** TASK REQUIREMENTS **
From the entries below, pull out each line where "computer" appears.

** DATA EXTRACT **
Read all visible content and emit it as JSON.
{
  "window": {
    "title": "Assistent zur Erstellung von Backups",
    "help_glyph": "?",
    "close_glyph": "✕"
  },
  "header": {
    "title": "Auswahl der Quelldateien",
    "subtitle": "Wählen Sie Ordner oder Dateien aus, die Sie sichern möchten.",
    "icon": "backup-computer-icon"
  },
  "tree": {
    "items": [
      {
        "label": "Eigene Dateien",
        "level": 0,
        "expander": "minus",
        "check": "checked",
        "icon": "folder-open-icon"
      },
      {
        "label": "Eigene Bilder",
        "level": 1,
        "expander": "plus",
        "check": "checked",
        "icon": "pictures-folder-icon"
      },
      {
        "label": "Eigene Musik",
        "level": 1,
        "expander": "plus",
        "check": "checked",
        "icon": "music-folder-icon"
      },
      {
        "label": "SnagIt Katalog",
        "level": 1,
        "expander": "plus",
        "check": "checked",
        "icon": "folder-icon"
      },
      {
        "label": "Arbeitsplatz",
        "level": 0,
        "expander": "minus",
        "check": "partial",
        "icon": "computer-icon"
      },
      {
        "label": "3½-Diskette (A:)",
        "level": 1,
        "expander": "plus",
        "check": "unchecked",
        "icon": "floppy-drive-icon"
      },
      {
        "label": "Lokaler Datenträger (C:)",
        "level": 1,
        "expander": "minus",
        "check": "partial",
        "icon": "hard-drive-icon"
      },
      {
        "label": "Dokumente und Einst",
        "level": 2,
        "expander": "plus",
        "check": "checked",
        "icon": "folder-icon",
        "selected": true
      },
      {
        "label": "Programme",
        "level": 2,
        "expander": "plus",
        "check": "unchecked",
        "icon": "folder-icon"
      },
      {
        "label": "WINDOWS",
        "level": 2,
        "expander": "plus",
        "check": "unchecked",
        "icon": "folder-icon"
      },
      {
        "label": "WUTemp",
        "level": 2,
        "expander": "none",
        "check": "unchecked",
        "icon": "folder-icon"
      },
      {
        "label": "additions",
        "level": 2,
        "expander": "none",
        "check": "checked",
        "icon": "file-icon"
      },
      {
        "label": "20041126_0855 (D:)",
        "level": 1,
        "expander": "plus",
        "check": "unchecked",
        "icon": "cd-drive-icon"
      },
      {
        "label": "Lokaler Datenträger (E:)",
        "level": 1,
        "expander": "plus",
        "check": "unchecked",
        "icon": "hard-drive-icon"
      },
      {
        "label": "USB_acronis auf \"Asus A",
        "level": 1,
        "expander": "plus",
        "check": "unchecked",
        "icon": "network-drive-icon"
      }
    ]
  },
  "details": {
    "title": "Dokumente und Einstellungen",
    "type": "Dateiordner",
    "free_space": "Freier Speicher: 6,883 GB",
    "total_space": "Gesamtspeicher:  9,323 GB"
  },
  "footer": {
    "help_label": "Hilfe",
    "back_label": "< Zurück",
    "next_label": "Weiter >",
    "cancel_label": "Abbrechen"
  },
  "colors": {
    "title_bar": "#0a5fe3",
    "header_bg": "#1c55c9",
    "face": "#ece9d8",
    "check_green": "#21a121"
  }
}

** ANSWER SPACE **
    "icon": "backup-computer-icon"
        "icon": "computer-icon"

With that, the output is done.